Request a docent-led tour at the Morris Museum of Art:
or, email: [email protected]
Curriculum Connections for High School
Lesson 2: Renaissance Techniques of Illusion
This unit best meets specific Visual Arts Standards for use in the High School
classroom. See the standards listed below:
VAHSVACU.1 Articulates ideas and universal themes from diverse cultures of the
past and present.
a. Identifies how the issues of time, place, and culture are reflected in selected art works.
b. Discusses how understanding the original context of an artwork affects a viewer’s
connection with and interpretation of the artwork.
c. Recognizes art, art styles and artists and talks about them from a wide range of
perspectives, including cultural context, formalist, expressionist, conceptual, functional,
and technical.
d. Discusses the importance of art in daily life (personal significance, social commentary,
self-expression, spiritual expression, planning, recording history, for beauty’s sake, and
marketing / advertising).
e. Supports, with examples from history, the assertion that humanity has an innate need to
create or make their world a more beautiful place.

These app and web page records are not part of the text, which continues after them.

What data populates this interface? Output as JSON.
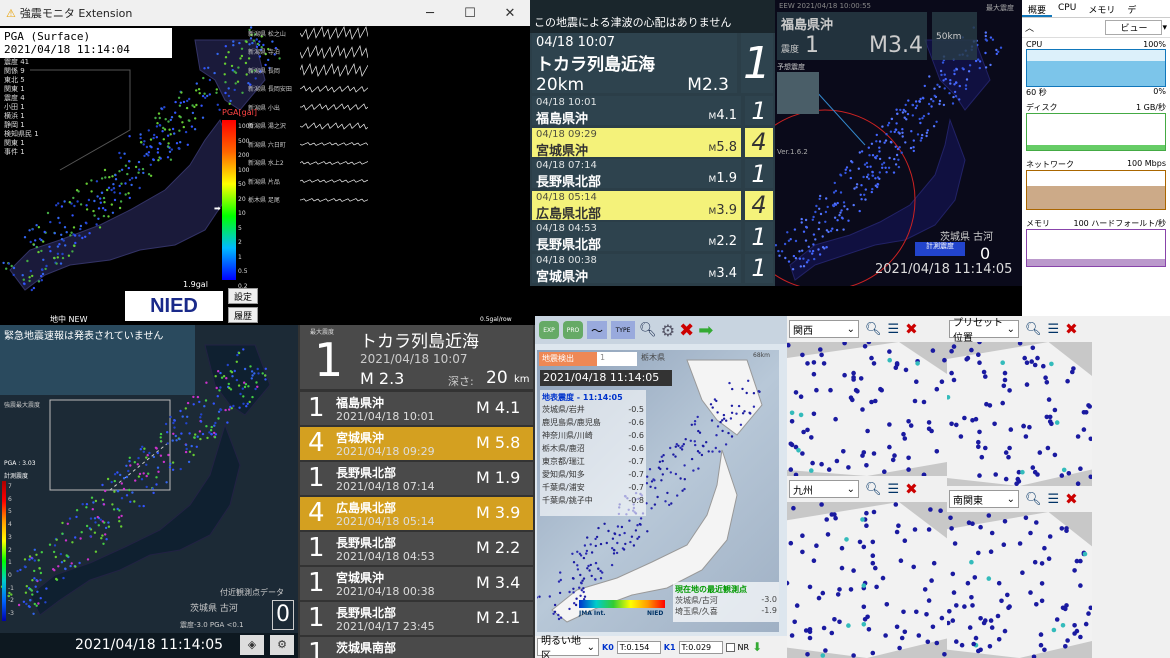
{
  "colors": {
    "accent_yellow": "#f4f27a",
    "panel_teal": "#2e434e",
    "gold": "#d4a020",
    "nied_blue": "#1a2a8a"
  },
  "kmoni": {
    "window_title": "強震モニタ Extension",
    "pga_title": "PGA (Surface)",
    "pga_time": "2021/04/18 11:14:04",
    "counts": [
      "震度 41",
      "関係 9",
      "東北 5",
      "関東 1",
      "震度 4",
      "小田 1",
      "横浜 1",
      "静岡 1",
      "検知県民 1",
      "関東 1",
      "事件 1"
    ],
    "wave_stations": [
      "新潟県 松之山",
      "新潟県 寺泊",
      "新潟県 長岡",
      "新潟県 長岡安田",
      "新潟県 小出",
      "新潟県 湯之沢",
      "新潟県 六日町",
      "新潟県 水上2",
      "新潟県 片品",
      "栃木県 足尾"
    ],
    "scale_label": "PGA[gal]",
    "scale_ticks": [
      "1000",
      "500",
      "200",
      "100",
      "50",
      "20",
      "10",
      "5",
      "2",
      "1",
      "0.5",
      "0.2",
      "0.1",
      "0.05",
      "0.02",
      "0.01"
    ],
    "max_gal": "1.9gal",
    "footer_left": "地中 NEW",
    "footer_right": "0.5gal/row",
    "logo": "NIED",
    "btn_settings": "設定",
    "btn_history": "履歴"
  },
  "quake_list": {
    "tsunami": "この地震による津波の心配はありません",
    "main": {
      "time": "04/18 10:07",
      "place": "トカラ列島近海",
      "depth": "20km",
      "mag": "2.3",
      "intensity": "1"
    },
    "rows": [
      {
        "time": "04/18 10:01",
        "place": "福島県沖",
        "mag": "4.1",
        "intensity": "1",
        "highlight": false
      },
      {
        "time": "04/18 09:29",
        "place": "宮城県沖",
        "mag": "5.8",
        "intensity": "4",
        "highlight": true
      },
      {
        "time": "04/18 07:14",
        "place": "長野県北部",
        "mag": "1.9",
        "intensity": "1",
        "highlight": false
      },
      {
        "time": "04/18 05:14",
        "place": "広島県北部",
        "mag": "3.9",
        "intensity": "4",
        "highlight": true
      },
      {
        "time": "04/18 04:53",
        "place": "長野県北部",
        "mag": "2.2",
        "intensity": "1",
        "highlight": false
      },
      {
        "time": "04/18 00:38",
        "place": "宮城県沖",
        "mag": "3.4",
        "intensity": "1",
        "highlight": false
      }
    ]
  },
  "eew": {
    "header": "EEW 2021/04/18 10:00:55",
    "hdr_right": "最大震度",
    "place": "福島県沖",
    "intensity_label": "震度",
    "intensity": "1",
    "mag": "3.4",
    "depth": "50km",
    "predicted_label": "予想震度",
    "version": "Ver.1.6.2",
    "station": "茨城県 古河",
    "station_label": "計測震度",
    "station_value": "0",
    "datetime": "2021/04/18 11:14:05"
  },
  "taskmgr": {
    "tabs": [
      "概要",
      "CPU",
      "メモリ",
      "デ"
    ],
    "view_btn": "ビュー",
    "cpu_label": "CPU",
    "cpu_pct": "100%",
    "cpu_axis_l": "60 秒",
    "cpu_axis_r": "0%",
    "disk_label": "ディスク",
    "disk_max": "1 GB/秒",
    "net_label": "ネットワーク",
    "net_max": "100 Mbps",
    "mem_label": "メモリ",
    "mem_max": "100 ハードフォールト/秒"
  },
  "kyoshin": {
    "banner": "緊急地震速報は発表されていません",
    "max_label": "強震最大震度",
    "pga_label": "PGA : 3.03",
    "shindo_label": "計測震度",
    "scale": [
      "7",
      "6",
      "5",
      "4",
      "3",
      "2",
      "1",
      "0",
      "-1",
      "-2",
      "-3"
    ],
    "nearby_label": "付近観測点データ",
    "station": "茨城県 古河",
    "station_detail": "震度-3.0  PGA <0.1",
    "station_value": "0",
    "datetime": "2021/04/18 11:14:05"
  },
  "history": {
    "max_label": "最大震度",
    "main": {
      "intensity": "1",
      "place": "トカラ列島近海",
      "datetime": "2021/04/18  10:07",
      "mag": "2.3",
      "depth_label": "深さ:",
      "depth": "20",
      "depth_unit": "km"
    },
    "rows": [
      {
        "intensity": "1",
        "place": "福島県沖",
        "datetime": "2021/04/18  10:01",
        "mag": "4.1",
        "gold": false
      },
      {
        "intensity": "4",
        "place": "宮城県沖",
        "datetime": "2021/04/18  09:29",
        "mag": "5.8",
        "gold": true
      },
      {
        "intensity": "1",
        "place": "長野県北部",
        "datetime": "2021/04/18  07:14",
        "mag": "1.9",
        "gold": false
      },
      {
        "intensity": "4",
        "place": "広島県北部",
        "datetime": "2021/04/18  05:14",
        "mag": "3.9",
        "gold": true
      },
      {
        "intensity": "1",
        "place": "長野県北部",
        "datetime": "2021/04/18  04:53",
        "mag": "2.2",
        "gold": false
      },
      {
        "intensity": "1",
        "place": "宮城県沖",
        "datetime": "2021/04/18  00:38",
        "mag": "3.4",
        "gold": false
      },
      {
        "intensity": "1",
        "place": "長野県北部",
        "datetime": "2021/04/17  23:45",
        "mag": "2.1",
        "gold": false
      },
      {
        "intensity": "1",
        "place": "茨城県南部",
        "datetime": "",
        "mag": "",
        "gold": false
      }
    ]
  },
  "jma": {
    "toolbar": [
      "EXP",
      "PRO",
      "TYPE"
    ],
    "detect_label": "地震検出",
    "detect_value": "1",
    "detect_place": "栃木県",
    "range": "68km",
    "datetime": "2021/04/18 11:14:05",
    "list_title": "地表震度 - 11:14:05",
    "list": [
      {
        "place": "茨城県/岩井",
        "value": "-0.5"
      },
      {
        "place": "鹿児島県/鹿児島",
        "value": "-0.6"
      },
      {
        "place": "神奈川県/川崎",
        "value": "-0.6"
      },
      {
        "place": "栃木県/鹿沼",
        "value": "-0.6"
      },
      {
        "place": "東京都/瑞江",
        "value": "-0.7"
      },
      {
        "place": "愛知県/知多",
        "value": "-0.7"
      },
      {
        "place": "千葉県/浦安",
        "value": "-0.7"
      },
      {
        "place": "千葉県/銚子中",
        "value": "-0.8"
      }
    ],
    "current_title": "現在地の最近観測点",
    "current": [
      {
        "place": "茨城県/古河",
        "value": "-3.0"
      },
      {
        "place": "埼玉県/久喜",
        "value": "-1.9"
      }
    ],
    "legend_left": "JMA Int.",
    "legend_right": "NIED",
    "area_select": "明るい地区",
    "k0_label": "K0",
    "k0_value": "T:0.154",
    "k1_label": "K1",
    "k1_value": "T:0.029",
    "nr_label": "NR"
  },
  "regions": [
    {
      "name": "関西"
    },
    {
      "name": "プリセット位置"
    },
    {
      "name": "九州"
    },
    {
      "name": "南関東"
    }
  ]
}
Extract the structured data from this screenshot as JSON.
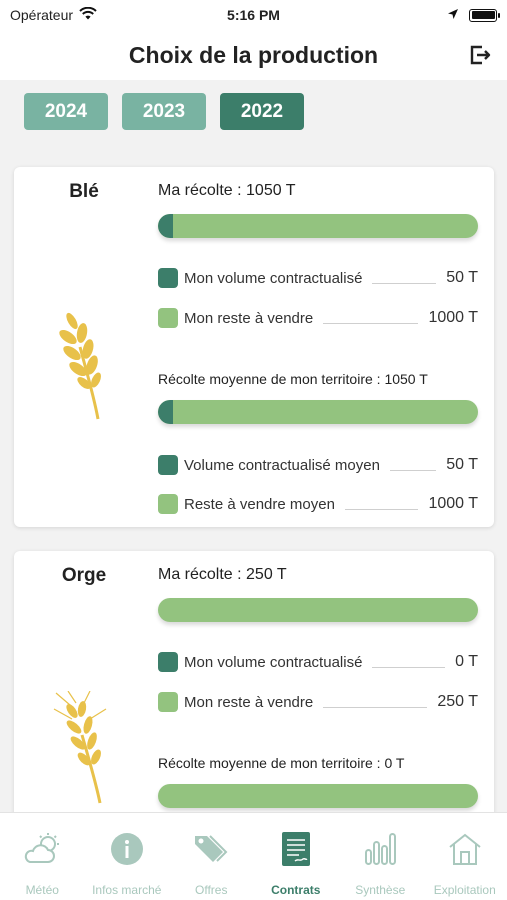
{
  "status": {
    "carrier": "Opérateur",
    "time": "5:16 PM"
  },
  "header": {
    "title": "Choix de la production",
    "logout_icon": "logout-icon"
  },
  "years": [
    {
      "label": "2024",
      "active": false
    },
    {
      "label": "2023",
      "active": false
    },
    {
      "label": "2022",
      "active": true
    }
  ],
  "colors": {
    "dark_green": "#3c7e6a",
    "light_green": "#93c37f",
    "tab_inactive": "#a9c8bd",
    "wheat": "#e8c14a"
  },
  "cards": [
    {
      "name": "Blé",
      "icon": "wheat-icon",
      "harvest_title": "Ma récolte : 1050 T",
      "harvest_contracted_fraction": 0.048,
      "my_contracted_label": "Mon volume contractualisé",
      "my_contracted_value": "50 T",
      "my_remaining_label": "Mon reste à vendre",
      "my_remaining_value": "1000 T",
      "territory_title": "Récolte moyenne de mon territoire : 1050 T",
      "territory_contracted_fraction": 0.048,
      "avg_contracted_label": "Volume contractualisé moyen",
      "avg_contracted_value": "50 T",
      "avg_remaining_label": "Reste à vendre moyen",
      "avg_remaining_value": "1000 T"
    },
    {
      "name": "Orge",
      "icon": "barley-icon",
      "harvest_title": "Ma récolte : 250 T",
      "harvest_contracted_fraction": 0,
      "my_contracted_label": "Mon volume contractualisé",
      "my_contracted_value": "0 T",
      "my_remaining_label": "Mon reste à vendre",
      "my_remaining_value": "250 T",
      "territory_title": "Récolte moyenne de mon territoire : 0 T",
      "territory_contracted_fraction": 0
    }
  ],
  "tabs": [
    {
      "label": "Météo",
      "icon": "weather-icon",
      "active": false
    },
    {
      "label": "Infos marché",
      "icon": "info-icon",
      "active": false
    },
    {
      "label": "Offres",
      "icon": "tags-icon",
      "active": false
    },
    {
      "label": "Contrats",
      "icon": "contract-icon",
      "active": true
    },
    {
      "label": "Synthèse",
      "icon": "chart-icon",
      "active": false
    },
    {
      "label": "Exploitation",
      "icon": "farm-icon",
      "active": false
    }
  ]
}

g. Discusses the role of art in at least two historical cultures; compares and contrasts to
art today.
h. Discusses the role of art and artifacts as a visual record of humankind’s history and a
vehicle for gaining understanding of another culture.
Genre Paintings: Interpretive Questions for Discussion
Assign the students or read as a group the information above listed under:
Historical Descriptions, Analysis: Genre Painting, and Still life painting
Use the following questions below to guide the discussion
What were some of the benefits for artists using oil paint?
How was the paint physically different from tempera paint?
How might an increased interest in “earthly” things promote a more realistic
painting style?
Throughout the development of art history artists have simultaneously juggled
traditional techniques and attitudes along with experimental tendencies and new
concerns. Can you cite any examples of art that do this? (Example: Suggest a
photographic portrait and its similarities and differences from the painted portraits
that are seen here)
Extending the Lesson Plan
Assign students a studio art project that relates to the reading and discussion
above. Have students break into groups of two. Each student will take turns
drawing their partner’s portrait a la the Mona Lisa, replicating the posture and
some of the techniques used to convey the painting’s illusionistic presence.
Because most students do not have access to oil paint in the classroom, artist
quality, colored pencils will be used to create rich layers of transparent color
instead. By lightly applying overlapping color on to a quality art paper with some
“tooth” students may be surprised at the depth of color they are able to achieve. It
may help to provide students examples of layered colored pencil work for